(Component data from apps and pages)
= = = =

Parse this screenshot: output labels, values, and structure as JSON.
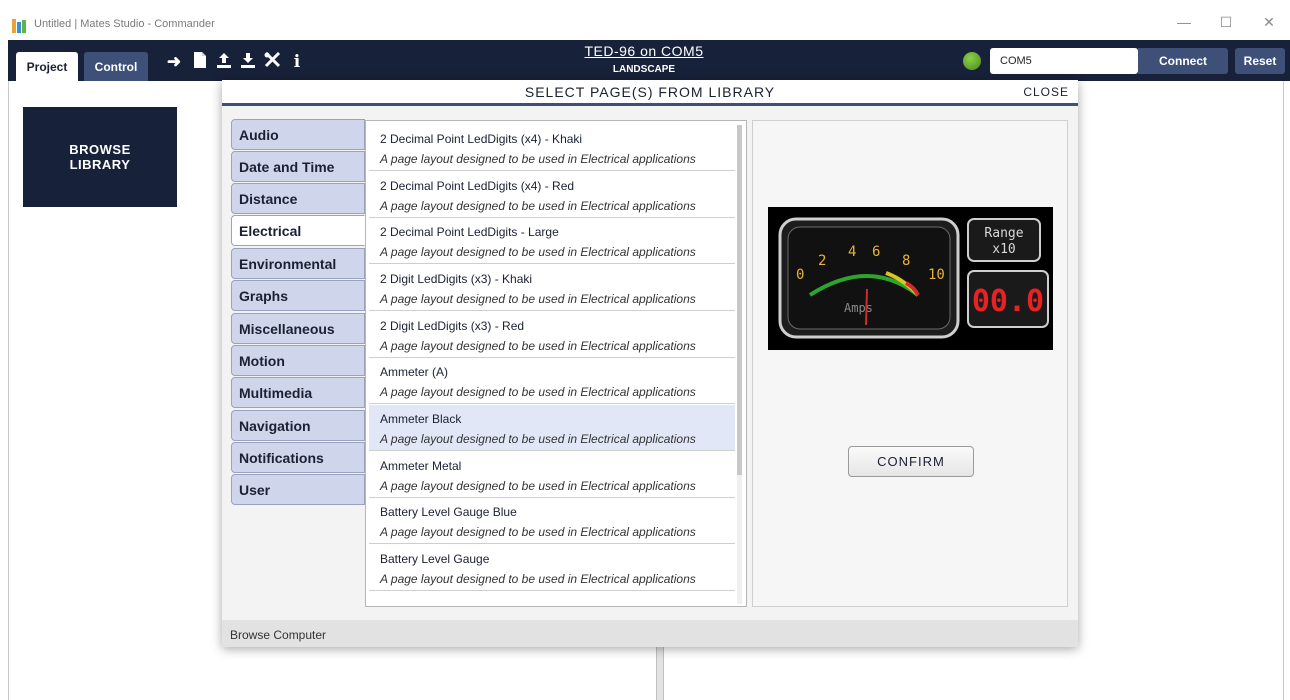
{
  "window": {
    "title": "Untitled | Mates Studio - Commander",
    "minimize": "—",
    "maximize": "☐",
    "close": "✕"
  },
  "toolbar": {
    "tabs": [
      "Project",
      "Control"
    ],
    "icons": [
      "arrow-right-icon",
      "new-file-icon",
      "upload-icon",
      "download-icon",
      "tools-icon",
      "info-icon"
    ],
    "device_title": "TED-96 on COM5",
    "device_orientation": "LANDSCAPE",
    "com_port": "COM5",
    "connect_label": "Connect",
    "reset_label": "Reset",
    "status_color": "#6ab42a"
  },
  "sidebar": {
    "browse_library_line1": "BROWSE",
    "browse_library_line2": "LIBRARY"
  },
  "modal": {
    "title": "SELECT PAGE(S) FROM LIBRARY",
    "close_label": "CLOSE",
    "categories": [
      "Audio",
      "Date and Time",
      "Distance",
      "Electrical",
      "Environmental",
      "Graphs",
      "Miscellaneous",
      "Motion",
      "Multimedia",
      "Navigation",
      "Notifications",
      "User"
    ],
    "active_category": "Electrical",
    "items": [
      {
        "title": "2 Decimal Point LedDigits (x4) - Khaki",
        "desc": "A page layout designed to be used in Electrical applications"
      },
      {
        "title": "2 Decimal Point LedDigits (x4) - Red",
        "desc": "A page layout designed to be used in Electrical applications"
      },
      {
        "title": "2 Decimal Point LedDigits - Large",
        "desc": "A page layout designed to be used in Electrical applications"
      },
      {
        "title": "2 Digit LedDigits (x3) - Khaki",
        "desc": "A page layout designed to be used in Electrical applications"
      },
      {
        "title": "2 Digit LedDigits (x3) - Red",
        "desc": "A page layout designed to be used in Electrical applications"
      },
      {
        "title": "Ammeter (A)",
        "desc": "A page layout designed to be used in Electrical applications"
      },
      {
        "title": "Ammeter Black",
        "desc": "A page layout designed to be used in Electrical applications"
      },
      {
        "title": "Ammeter Metal",
        "desc": "A page layout designed to be used in Electrical applications"
      },
      {
        "title": "Battery Level Gauge Blue",
        "desc": "A page layout designed to be used in Electrical applications"
      },
      {
        "title": "Battery Level Gauge",
        "desc": "A page layout designed to be used in Electrical applications"
      }
    ],
    "selected_item": "Ammeter Black",
    "preview": {
      "scale_labels": [
        "0",
        "2",
        "4",
        "6",
        "8",
        "10"
      ],
      "unit_label": "Amps",
      "range_label": "Range",
      "range_value": "x10",
      "digits": "00.0"
    },
    "confirm_label": "CONFIRM",
    "footer_label": "Browse Computer"
  },
  "colors": {
    "navy": "#18213a",
    "accent": "#3e4f78",
    "tab_bg": "#cfd6ec",
    "selected_row": "#e1e7f6"
  }
}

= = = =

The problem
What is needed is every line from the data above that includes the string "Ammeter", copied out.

Your response
        "title": "Ammeter (A)",
        "title": "Ammeter Black",
        "title": "Ammeter Metal",
    "selected_item": "Ammeter Black",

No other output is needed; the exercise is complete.